Report, from the records below, every line where the word "What" appears.

--*--

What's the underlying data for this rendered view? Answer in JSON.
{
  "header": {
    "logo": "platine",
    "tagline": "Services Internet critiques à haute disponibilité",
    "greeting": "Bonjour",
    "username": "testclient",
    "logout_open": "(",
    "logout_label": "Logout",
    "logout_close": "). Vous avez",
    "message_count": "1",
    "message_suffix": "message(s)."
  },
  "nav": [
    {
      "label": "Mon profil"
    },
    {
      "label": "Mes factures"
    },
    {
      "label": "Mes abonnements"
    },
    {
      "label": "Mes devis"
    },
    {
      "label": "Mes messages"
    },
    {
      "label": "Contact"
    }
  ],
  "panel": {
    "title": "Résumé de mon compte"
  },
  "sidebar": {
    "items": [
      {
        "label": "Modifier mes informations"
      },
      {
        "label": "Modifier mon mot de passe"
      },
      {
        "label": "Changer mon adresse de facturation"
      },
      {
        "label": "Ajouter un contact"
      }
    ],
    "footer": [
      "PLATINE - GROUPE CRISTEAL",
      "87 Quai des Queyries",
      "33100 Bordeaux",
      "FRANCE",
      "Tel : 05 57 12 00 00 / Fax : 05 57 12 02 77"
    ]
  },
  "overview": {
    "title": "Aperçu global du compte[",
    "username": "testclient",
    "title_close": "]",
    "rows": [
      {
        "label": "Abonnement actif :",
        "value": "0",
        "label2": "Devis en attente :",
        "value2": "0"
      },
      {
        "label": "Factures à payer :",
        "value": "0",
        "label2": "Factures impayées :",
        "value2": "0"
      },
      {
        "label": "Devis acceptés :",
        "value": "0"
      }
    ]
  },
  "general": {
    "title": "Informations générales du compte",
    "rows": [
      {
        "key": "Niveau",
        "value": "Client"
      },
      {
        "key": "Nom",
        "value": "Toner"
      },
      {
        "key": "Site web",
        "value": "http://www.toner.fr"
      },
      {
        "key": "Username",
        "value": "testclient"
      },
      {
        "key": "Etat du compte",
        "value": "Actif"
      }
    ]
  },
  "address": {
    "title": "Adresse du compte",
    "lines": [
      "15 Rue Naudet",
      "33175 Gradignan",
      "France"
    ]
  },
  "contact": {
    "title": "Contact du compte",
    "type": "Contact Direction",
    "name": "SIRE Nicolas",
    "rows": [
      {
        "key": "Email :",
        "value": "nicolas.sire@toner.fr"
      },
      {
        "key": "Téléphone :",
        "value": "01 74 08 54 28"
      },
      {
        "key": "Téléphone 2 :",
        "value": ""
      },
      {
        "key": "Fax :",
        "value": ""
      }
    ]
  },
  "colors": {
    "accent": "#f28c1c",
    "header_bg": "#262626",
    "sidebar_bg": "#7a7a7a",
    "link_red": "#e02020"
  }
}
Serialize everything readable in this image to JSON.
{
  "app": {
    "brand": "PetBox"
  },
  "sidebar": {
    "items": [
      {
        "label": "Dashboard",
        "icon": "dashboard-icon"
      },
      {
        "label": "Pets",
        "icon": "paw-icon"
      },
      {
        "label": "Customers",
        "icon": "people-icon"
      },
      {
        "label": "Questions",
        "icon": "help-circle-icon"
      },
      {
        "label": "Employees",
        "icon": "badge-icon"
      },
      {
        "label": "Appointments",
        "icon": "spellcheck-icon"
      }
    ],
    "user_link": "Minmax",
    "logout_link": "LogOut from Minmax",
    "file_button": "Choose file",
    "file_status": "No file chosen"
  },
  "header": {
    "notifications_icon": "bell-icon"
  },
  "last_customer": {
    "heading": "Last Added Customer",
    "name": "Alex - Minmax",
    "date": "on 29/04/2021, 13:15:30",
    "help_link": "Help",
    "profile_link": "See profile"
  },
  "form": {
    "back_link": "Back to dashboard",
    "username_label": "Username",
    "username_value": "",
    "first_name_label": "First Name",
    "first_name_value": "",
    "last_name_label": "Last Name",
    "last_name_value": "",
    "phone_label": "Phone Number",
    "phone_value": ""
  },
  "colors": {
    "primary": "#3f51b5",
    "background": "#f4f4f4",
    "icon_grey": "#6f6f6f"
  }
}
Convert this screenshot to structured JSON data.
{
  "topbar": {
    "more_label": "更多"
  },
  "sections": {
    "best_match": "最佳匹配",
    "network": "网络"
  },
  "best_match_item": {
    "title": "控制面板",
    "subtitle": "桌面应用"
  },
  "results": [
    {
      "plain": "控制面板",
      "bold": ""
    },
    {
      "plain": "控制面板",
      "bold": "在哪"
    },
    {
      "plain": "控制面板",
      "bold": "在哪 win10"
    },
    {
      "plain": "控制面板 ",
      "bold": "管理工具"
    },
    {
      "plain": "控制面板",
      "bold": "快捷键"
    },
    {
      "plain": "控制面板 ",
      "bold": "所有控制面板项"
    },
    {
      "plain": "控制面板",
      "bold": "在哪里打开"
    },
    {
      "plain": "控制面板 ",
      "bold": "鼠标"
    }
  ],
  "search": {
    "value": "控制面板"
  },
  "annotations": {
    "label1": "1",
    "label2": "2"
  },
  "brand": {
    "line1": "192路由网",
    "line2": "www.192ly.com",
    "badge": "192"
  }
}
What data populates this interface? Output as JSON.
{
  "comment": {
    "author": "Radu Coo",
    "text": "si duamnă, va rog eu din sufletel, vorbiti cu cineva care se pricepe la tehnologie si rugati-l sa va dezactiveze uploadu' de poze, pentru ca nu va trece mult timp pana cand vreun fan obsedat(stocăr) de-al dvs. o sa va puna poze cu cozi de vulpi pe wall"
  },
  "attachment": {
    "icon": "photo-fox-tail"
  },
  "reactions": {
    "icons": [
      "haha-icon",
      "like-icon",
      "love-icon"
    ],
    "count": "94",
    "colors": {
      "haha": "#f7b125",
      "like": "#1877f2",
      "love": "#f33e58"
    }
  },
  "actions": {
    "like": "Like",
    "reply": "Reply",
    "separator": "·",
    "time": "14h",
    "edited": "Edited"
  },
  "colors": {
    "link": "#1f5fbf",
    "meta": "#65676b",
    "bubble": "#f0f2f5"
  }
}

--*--

Exercise result:
What's the underlying data for this rendered view? Answer in JSON.
What data populates this interface? Output as JSON.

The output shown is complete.